    I agree with respect to creditors having a far larger say. However, it always seems to come down to Judges deciding that pensioners have priority and that secured creditors can take a rather troublesome hike. Yes, they claim (in some cases) the State constitution requires that they so rule even when historic practice and, in some instances Federal law, dictates otherwise. Perhaps, it is best to simply let them fail!

    Now for a pipedream! Would it not be interesting to see public sector union negotiating conducted not by politicians but rather by working / middle class voters who may have a rather different assessment of what their public servants are worth.

    take care
    gabe

  2. John Ashman says

    As I recall, there was a town in NY, perhaps, in the 80s that was put into receivership by a judge and a retired CEO was put in charge. As I recall, he had the town back in the black in about 1.5-2 years, simply by running it like a business.

  3. gabe says

    Goodness Gracious!
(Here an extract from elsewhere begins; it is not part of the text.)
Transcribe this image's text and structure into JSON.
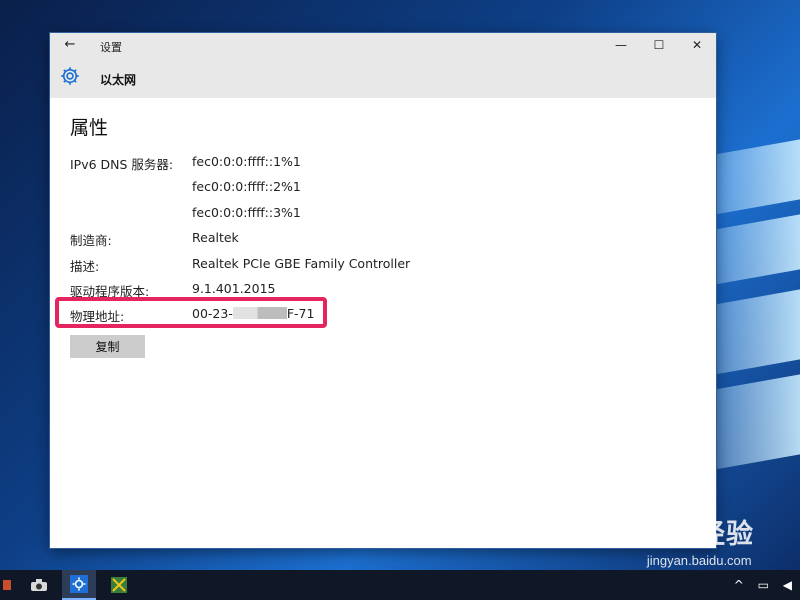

    Re; San Bernadino Bankruptcy: A judge in California has apparently determined that the law may actually play in role in bankruptcy proceedings and has allowed San Bernadino to enter bankruptcy.

  4. Steve Houston says

    Keep in mind that creditors likely had a better chance of vetting the risks when deciding to invest in municipal bonds for a city than the employees working generations as risks likely changed. Why should someone who took a financial risk, in the form of investing in bonds, be given a bailout when he/she was already paid a premium rate for taking such a risk?

    Contrast that with an employee who, under a legally binding employment contract, has already provided services rendered. Some of those benefits come due at the end of the employment cycle so it seems easy for voters and politicians to put off paying for them. By all means provide voters with the true cost of locking people up for minute amounts of drugs, petty crimes, and the like; make like decisions on how aggressive a firefighting arm of a city might be, then let the people figure out what they are willing to pay for. Their cost of home insurance and the like may skyrocket, their personal safety may plummet, or the quality of their water may drop but they’ll have that small percentage of tax relief no matter what…

Leave a Reply

Your email address will not be published. Required fields are marked *

You may use these HTML tags and attributes: <a href="" title=""> <abbr title=""> <acronym title=""> <b> <blockquote cite=""> <cite> <code> <del datetime=""> <em> <i> <q cite=""> <strike> <strong>